Things have been relatively quiet here with the site in recent months, in part because life’s been a bit hectic in other quarters. The marathon Ph.D program is done, and since then, I’ve been keeping busy with my teaching duties, trying to find something full-time, and working on getting my modal theory (or at least part of it) into an initial publishable form. With a few new recordings rolling in, including the reading session of my periodic table-inspired dissertation with the UO Symphony, I started tweaking some things on the site, and will continue tinkering with it in the coming weeks, all the while adding more content, and trying to make this a more interesting place to visit.
Speaking of ye olde dissertation, the readings of Lithium and Beryllium are now up here, and on my recently revived SoundCloud (which, until a few days ago, only had my recording experiments with a cello I tuned down a full fifth). I got decent takes of Nitrogen and Neon as well, which I hope to have up in the coming days. My thanks to Maestro David Jacobs at the University of Oregon, and all the UO Symphony musicians for spending quite a bit of time on the piece, and to my former teacher David Crumb for taking on the rather active celesta part. The next step there will be finding an opportunity for an official “premiere” of all 10 elements pieces I’ve done thus far (Hydrogen through Neon). I’ll be posting more about the process of writing that project in the near term.
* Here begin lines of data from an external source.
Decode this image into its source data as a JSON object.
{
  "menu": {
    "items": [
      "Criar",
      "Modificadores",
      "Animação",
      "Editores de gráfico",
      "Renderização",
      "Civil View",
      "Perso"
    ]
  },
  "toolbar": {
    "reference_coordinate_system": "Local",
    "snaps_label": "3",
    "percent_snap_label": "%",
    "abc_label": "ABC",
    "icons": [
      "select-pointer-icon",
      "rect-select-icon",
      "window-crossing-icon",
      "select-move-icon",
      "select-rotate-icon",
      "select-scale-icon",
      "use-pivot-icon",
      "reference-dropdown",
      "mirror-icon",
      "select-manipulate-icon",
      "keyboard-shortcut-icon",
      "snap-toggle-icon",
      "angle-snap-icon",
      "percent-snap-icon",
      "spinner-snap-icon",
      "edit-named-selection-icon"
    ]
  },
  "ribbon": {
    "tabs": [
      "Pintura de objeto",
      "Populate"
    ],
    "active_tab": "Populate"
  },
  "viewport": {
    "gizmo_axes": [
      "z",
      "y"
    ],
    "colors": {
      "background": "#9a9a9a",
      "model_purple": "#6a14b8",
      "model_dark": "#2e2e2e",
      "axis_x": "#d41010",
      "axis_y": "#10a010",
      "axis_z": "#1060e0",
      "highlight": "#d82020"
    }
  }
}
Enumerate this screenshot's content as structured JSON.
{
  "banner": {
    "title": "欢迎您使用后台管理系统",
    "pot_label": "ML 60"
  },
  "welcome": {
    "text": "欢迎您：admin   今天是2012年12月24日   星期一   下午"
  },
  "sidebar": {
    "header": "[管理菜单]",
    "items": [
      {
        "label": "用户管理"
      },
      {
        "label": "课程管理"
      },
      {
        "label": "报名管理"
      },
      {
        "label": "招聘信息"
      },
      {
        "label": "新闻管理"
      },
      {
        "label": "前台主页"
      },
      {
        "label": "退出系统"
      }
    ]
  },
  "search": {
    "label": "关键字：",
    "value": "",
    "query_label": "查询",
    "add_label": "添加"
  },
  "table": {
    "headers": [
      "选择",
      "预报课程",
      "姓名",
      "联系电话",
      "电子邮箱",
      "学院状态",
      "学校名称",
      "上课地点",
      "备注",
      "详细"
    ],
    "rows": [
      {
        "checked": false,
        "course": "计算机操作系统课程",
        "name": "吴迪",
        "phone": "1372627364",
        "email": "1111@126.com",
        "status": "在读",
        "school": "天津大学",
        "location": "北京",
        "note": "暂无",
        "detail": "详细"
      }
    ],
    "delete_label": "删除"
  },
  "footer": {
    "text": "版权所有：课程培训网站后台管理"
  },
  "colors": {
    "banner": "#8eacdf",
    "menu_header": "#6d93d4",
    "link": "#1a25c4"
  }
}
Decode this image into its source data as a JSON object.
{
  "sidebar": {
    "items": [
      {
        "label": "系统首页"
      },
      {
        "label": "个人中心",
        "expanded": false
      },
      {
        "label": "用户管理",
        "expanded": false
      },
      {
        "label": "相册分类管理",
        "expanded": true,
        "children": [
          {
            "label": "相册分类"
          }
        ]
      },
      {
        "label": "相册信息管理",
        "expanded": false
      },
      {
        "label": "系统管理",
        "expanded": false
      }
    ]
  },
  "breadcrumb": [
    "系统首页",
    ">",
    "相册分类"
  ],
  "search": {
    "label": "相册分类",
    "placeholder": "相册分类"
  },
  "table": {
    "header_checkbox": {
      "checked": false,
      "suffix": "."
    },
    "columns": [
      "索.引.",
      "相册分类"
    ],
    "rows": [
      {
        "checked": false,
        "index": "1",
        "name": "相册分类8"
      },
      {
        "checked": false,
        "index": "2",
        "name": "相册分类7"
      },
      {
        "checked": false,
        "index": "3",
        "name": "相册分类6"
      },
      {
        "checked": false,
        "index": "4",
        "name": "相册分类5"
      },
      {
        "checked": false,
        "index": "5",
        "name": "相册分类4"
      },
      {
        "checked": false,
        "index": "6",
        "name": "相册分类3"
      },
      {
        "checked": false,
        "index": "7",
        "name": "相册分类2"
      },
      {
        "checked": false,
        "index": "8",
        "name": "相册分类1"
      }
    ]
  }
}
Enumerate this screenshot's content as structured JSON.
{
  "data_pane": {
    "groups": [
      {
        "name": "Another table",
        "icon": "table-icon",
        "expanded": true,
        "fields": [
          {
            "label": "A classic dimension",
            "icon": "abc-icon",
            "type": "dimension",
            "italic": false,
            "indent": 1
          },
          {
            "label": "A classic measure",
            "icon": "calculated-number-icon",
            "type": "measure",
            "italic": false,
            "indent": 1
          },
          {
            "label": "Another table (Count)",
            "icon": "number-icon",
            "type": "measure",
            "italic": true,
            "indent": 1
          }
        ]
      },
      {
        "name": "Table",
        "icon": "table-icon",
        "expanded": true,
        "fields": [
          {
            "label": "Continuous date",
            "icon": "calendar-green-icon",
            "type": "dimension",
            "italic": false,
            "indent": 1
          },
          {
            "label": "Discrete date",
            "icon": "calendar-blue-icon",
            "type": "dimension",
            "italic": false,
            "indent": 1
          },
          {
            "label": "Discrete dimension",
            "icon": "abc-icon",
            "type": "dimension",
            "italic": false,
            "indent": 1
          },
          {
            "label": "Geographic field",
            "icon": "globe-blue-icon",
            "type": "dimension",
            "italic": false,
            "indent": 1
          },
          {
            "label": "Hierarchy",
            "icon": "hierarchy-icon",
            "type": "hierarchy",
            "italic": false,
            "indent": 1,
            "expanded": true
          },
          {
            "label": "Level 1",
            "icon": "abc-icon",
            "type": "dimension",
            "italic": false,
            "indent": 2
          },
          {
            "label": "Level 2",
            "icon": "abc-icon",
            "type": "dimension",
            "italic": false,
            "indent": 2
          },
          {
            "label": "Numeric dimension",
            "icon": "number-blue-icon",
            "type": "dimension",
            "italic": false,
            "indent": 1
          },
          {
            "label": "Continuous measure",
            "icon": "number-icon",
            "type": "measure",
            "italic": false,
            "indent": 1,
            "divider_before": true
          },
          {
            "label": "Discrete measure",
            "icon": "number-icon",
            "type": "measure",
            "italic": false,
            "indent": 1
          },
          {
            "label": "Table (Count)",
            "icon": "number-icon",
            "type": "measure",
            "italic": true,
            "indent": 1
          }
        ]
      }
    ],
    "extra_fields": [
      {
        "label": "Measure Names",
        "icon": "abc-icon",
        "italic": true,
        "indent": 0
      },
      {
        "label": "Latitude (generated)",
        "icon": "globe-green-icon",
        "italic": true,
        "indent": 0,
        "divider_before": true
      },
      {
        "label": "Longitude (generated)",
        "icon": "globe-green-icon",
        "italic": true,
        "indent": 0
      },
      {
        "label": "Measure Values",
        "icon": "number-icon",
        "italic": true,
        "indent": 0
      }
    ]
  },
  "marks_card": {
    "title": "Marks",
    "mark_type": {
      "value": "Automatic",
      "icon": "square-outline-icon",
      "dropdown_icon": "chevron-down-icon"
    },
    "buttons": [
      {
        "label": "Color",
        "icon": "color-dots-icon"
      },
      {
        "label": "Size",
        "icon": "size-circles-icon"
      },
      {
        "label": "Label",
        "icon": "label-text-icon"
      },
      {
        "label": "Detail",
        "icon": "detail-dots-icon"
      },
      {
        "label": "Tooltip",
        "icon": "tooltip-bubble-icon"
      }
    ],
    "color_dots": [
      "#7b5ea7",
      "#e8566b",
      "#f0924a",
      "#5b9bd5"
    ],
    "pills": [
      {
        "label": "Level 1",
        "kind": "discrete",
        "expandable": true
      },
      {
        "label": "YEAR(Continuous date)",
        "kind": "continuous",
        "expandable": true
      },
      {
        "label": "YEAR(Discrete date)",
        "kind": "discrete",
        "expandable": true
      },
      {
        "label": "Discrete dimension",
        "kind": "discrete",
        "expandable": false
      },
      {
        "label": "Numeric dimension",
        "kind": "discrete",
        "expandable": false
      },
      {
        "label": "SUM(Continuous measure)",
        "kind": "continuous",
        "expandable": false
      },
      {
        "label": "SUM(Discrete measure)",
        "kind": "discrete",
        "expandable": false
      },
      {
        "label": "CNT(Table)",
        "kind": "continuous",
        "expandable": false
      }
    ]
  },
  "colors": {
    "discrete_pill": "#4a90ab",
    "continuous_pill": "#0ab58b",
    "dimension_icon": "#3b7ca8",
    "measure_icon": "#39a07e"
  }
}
Other projects I have going on right now include a violin sonata I’m very close to finishing for Wyatt True, and I’ve also been working sporadically on a thirteenth string quartet and a third volume of Modal Preludes.
I’ve also gotten an official “contact” page up here now, in case anyone might have interest in collaborating or acquiring my freelance services, which include composing for concert idioms and media, arranging, orchestration, engraving, and private composition study.